Getting to Gorki Leninskie by bus and especially by minibus (marshrutka) can be difficult if you don't speak Russia as it is down to you to find the right stop.  Often the bus will not stop if nobody else wants to get off there.  You should inform the driver beforehand when you want him to stop.

Buses and minibuses leave from Moscow's Domodedovskaya (Домодедовская) metro station from opposite the Domodedovsky Shopping Centre. There are two buses you can take:

Bus or minibus No. 466 stops at the Gorki 1 (Горки 1) or  Gorki 2 (Горки 2) bus stops which are located close to the Peasant Life Museum.  It takes around 25 minutes.  From here you will then need to walk through a forest area and up a steep ravine, which can be slippery in winter, to get to the estate.

Bus or minibus No. 439 will take you to the Eksperimentalnaya Baza (Экспериментальная база) bus stop which is located around 500 metres to the west of the estate. It takes around 35 minutes.  This bus runs less frequently than the No. 466.

Orientation and Main Sights

The estate house where Lenin lived and died is now a museum and this is the highlight of a visit to the estate. However there are three other museums here: the Lenin Museum, Lenin's Kremlin Cabinet Museum and the Peasant Life Museum. In addition there are also several Lenin statues and other Soviet-era monuments all around the large territory of the estate. Therefore you will need several hours if you want to visit everything Gorki Leninskie has to offer.  An unusual feature of the museum estate that the only ticket option you have is to buy a ticket for all four museums, even if you only want to visit one or two.   Although the tickets do in fact remain valid for two days it is unlikely that many people come back again to see the rest of the estate.

The four museums of the estate are situated over a large territory.
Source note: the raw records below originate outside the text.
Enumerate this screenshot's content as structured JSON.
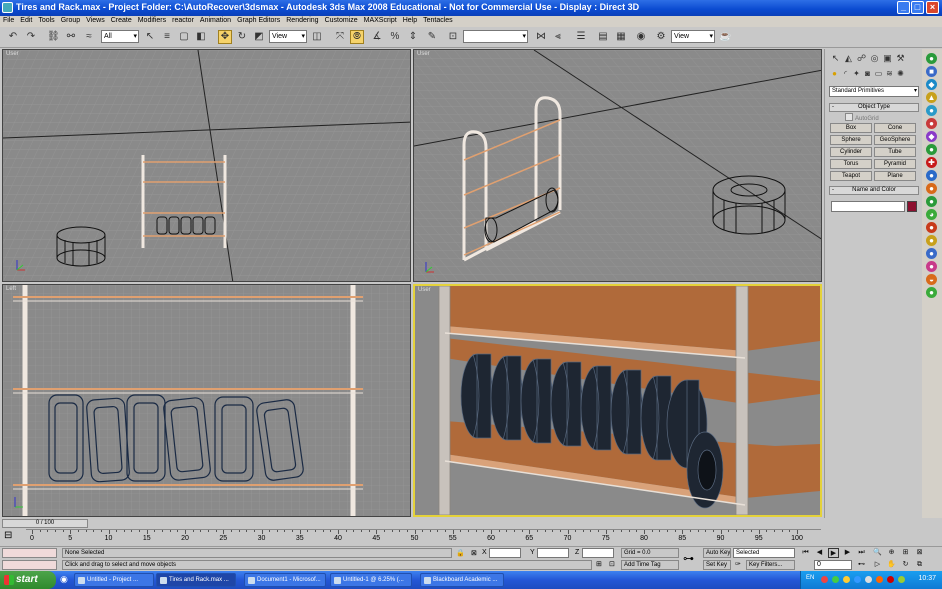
{
  "window": {
    "title": "Tires and Rack.max    - Project Folder: C:\\AutoRecover\\3dsmax    - Autodesk 3ds Max 2008   Educational  - Not for Commercial Use      - Display : Direct 3D"
  },
  "menu": [
    "File",
    "Edit",
    "Tools",
    "Group",
    "Views",
    "Create",
    "Modifiers",
    "reactor",
    "Animation",
    "Graph Editors",
    "Rendering",
    "Customize",
    "MAXScript",
    "Help",
    "Tentacles"
  ],
  "toolbar": {
    "selection_filter": "All",
    "ref_coord": "View",
    "named_sel": "",
    "render_view": "View"
  },
  "viewports": {
    "top_left": "User",
    "top_right": "User",
    "bottom_left": "Left",
    "bottom_right": "User"
  },
  "command_panel": {
    "category": "Standard Primitives",
    "object_type_title": "Object Type",
    "autogrid": "AutoGrid",
    "buttons": [
      "Box",
      "Cone",
      "Sphere",
      "GeoSphere",
      "Cylinder",
      "Tube",
      "Torus",
      "Pyramid",
      "Teapot",
      "Plane"
    ],
    "name_color_title": "Name and Color",
    "object_name": "",
    "color": "#8c1030"
  },
  "timeline": {
    "slider": "0 / 100",
    "ticks": [
      0,
      5,
      10,
      15,
      20,
      25,
      30,
      35,
      40,
      45,
      50,
      55,
      60,
      65,
      70,
      75,
      80,
      85,
      90,
      95,
      100
    ]
  },
  "status": {
    "selection": "None Selected",
    "prompt": "Click and drag to select and move objects",
    "x_label": "X",
    "y_label": "Y",
    "z_label": "Z",
    "x": "",
    "y": "",
    "z": "",
    "grid": "Grid = 0.0",
    "add_time_tag": "Add Time Tag",
    "auto_key": "Auto Key",
    "set_key": "Set Key",
    "key_mode": "Selected",
    "key_filters": "Key Filters...",
    "frame": "0"
  },
  "taskbar": {
    "start": "start",
    "tasks": [
      "Untitled - Project ...",
      "Tires and Rack.max ...",
      "Document1 - Microsof...",
      "Untitled-1 @ 6.25% (...",
      "Blackboard Academic ..."
    ],
    "lang": "EN",
    "clock": "10:37"
  }
}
The two main museums – the Estate House and the Lenin Museum are located 800 metres from each other.  However the walk between is very pleasant as you pass through a sculpture park which has many statues of Lenin and a few of other Soviet leaders, including Stalin.
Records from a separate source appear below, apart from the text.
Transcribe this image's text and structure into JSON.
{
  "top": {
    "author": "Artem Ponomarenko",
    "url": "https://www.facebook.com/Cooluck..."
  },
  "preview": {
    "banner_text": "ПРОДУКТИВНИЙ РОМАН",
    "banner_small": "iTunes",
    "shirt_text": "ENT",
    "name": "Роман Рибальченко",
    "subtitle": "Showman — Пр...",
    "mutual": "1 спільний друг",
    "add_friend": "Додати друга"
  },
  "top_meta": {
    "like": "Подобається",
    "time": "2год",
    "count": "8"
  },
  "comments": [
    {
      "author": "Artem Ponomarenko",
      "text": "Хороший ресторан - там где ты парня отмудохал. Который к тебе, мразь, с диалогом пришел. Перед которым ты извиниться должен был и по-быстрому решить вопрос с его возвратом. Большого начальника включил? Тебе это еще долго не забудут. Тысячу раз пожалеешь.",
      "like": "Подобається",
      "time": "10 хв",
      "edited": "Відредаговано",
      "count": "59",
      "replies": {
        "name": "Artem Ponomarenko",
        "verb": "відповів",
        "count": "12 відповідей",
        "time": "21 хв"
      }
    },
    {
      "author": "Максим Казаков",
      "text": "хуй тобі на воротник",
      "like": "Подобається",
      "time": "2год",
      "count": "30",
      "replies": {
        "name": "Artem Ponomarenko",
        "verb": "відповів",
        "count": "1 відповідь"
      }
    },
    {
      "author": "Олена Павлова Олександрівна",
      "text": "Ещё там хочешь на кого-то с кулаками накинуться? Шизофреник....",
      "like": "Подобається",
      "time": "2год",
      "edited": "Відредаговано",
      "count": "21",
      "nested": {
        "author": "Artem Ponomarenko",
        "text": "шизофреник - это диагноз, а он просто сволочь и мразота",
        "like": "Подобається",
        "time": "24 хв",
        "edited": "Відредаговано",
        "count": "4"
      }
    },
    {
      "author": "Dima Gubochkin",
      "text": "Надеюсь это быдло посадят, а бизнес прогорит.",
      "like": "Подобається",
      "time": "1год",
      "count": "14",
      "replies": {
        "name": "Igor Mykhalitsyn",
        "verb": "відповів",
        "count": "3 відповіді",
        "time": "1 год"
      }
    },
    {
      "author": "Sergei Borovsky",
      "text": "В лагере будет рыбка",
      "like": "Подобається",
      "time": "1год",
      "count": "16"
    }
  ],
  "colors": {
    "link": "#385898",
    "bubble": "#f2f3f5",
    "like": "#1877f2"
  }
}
If you are short of time you should head straight for the Estate House where Lenin spent his last years and where he died. 
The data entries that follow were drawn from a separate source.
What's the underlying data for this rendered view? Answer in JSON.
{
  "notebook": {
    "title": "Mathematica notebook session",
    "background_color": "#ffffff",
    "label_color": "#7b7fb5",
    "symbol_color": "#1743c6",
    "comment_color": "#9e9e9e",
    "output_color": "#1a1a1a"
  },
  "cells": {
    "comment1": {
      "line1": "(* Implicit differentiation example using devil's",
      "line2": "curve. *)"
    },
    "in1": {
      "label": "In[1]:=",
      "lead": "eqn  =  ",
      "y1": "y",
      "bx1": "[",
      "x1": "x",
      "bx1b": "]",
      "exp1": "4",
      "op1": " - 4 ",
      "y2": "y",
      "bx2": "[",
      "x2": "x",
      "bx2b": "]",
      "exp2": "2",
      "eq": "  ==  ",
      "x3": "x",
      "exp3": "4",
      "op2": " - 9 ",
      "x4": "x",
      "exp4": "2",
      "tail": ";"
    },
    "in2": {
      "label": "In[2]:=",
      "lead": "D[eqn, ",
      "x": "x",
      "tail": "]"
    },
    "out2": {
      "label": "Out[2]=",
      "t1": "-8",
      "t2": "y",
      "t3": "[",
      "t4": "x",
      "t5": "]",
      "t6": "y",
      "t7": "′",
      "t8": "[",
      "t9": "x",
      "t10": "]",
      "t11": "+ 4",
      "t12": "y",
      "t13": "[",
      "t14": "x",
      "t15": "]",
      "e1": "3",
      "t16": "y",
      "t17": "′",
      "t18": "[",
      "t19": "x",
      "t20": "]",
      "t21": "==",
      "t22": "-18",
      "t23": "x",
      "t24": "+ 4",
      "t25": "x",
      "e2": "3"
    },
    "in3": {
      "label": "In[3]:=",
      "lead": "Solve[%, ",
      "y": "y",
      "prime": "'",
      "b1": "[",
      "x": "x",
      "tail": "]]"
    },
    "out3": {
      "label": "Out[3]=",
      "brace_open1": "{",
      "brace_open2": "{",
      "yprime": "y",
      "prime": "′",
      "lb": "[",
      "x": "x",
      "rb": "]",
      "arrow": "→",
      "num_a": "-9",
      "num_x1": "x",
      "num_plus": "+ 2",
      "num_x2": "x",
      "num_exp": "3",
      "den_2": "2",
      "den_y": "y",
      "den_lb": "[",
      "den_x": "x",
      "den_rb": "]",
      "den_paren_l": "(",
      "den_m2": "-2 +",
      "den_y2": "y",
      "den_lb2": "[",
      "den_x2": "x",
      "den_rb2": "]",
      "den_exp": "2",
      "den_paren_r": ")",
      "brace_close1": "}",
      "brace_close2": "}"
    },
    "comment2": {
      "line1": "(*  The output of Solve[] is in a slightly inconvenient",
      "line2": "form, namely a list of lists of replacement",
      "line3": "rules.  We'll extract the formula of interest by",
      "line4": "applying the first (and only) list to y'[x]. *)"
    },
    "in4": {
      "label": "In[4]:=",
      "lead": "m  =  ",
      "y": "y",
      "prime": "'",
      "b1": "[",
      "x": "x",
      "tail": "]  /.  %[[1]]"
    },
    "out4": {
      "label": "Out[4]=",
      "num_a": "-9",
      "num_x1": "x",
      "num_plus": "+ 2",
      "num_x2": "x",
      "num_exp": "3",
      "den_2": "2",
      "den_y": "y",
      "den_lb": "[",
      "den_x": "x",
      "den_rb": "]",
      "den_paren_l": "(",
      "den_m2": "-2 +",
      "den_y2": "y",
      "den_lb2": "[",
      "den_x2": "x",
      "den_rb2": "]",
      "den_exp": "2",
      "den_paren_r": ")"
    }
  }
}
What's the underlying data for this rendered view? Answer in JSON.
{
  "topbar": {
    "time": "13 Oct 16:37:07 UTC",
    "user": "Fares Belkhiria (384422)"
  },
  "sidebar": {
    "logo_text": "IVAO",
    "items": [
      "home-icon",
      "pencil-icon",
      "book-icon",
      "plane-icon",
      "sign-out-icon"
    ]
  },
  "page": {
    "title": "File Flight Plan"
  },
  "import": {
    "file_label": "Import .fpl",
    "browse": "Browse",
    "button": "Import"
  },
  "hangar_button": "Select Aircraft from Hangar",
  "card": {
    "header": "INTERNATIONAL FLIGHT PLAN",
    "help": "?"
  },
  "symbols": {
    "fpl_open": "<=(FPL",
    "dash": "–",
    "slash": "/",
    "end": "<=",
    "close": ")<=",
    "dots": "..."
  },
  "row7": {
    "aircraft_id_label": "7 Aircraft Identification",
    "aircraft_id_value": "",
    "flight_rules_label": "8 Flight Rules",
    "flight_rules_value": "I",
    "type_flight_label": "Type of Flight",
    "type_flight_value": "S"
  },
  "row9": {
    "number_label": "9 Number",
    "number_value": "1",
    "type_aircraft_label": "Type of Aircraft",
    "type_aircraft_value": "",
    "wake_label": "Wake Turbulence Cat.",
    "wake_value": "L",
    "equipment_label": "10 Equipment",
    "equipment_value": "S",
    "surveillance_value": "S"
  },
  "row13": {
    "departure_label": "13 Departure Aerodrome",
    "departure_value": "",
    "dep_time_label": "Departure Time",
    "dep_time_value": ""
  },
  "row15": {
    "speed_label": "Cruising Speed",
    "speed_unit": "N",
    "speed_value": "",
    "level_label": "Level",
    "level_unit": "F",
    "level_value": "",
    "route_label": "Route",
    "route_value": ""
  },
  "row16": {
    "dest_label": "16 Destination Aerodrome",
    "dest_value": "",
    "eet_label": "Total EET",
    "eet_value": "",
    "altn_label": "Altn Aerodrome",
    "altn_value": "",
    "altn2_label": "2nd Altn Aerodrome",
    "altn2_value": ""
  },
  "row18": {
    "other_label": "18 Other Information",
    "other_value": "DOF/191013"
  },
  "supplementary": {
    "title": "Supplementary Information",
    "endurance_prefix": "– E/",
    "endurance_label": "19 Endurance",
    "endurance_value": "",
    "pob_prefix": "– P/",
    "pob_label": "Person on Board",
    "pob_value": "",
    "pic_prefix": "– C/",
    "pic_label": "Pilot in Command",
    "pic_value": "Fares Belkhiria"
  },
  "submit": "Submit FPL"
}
Gorki Leninskie

You can only visit the Estate House as part of a guided tour in Russian which takes around an hour.  Such tours run about every hour.

The interior of the house have been preserved as who it looked during Lenin’s time.  A visit to the house also includes a visit to the garage where you can see Lenin’s sledge-fitted Rolls Royce.

Lenin's  Rolls Royce

Then you should visit the Lenin Museum which is located in a very Soviet-style building, which is cubic in form to symbolise eternity.  It was especially built for a museum in 1987.  The interior is now real time capsule of the Soviet era.  It details the life of Lenin for a very Soviet view – don’t expect to see any criticism of the leader of the World Proletariat here.

Next you should then visit the Lenin’s Kremlin Cabinet Museum.  Upon Lenin’s death his Kremlin cabinet was sealed off and only reopened under Khruschev. It was then turned into a museum until Yeltsin closed it and had the contents transferred to Gorki Leninskie.

If you still have time you should then visit the Peasant Life Museum which is the only museum not dedicated to Lenin, although it is located in a Russian izba (wooden house) where Lenin met with peasants in 1921.  The interiors have been recreated to replicate a traditional Russian peasant’s house at the turn of the 20th century.

In addition there are several Lenin Statues dotted about the estate.  The most interesting is the Funeral of the Leader Monument which is unlike every other Lenin statue as it depicts a dead Lenin being carried by grief-stricken workers.


At the Lenin Museum you can buy various souvenirs and albums dedicated to Lenin and his work, as well as other souvenirs connected with the Soviet era.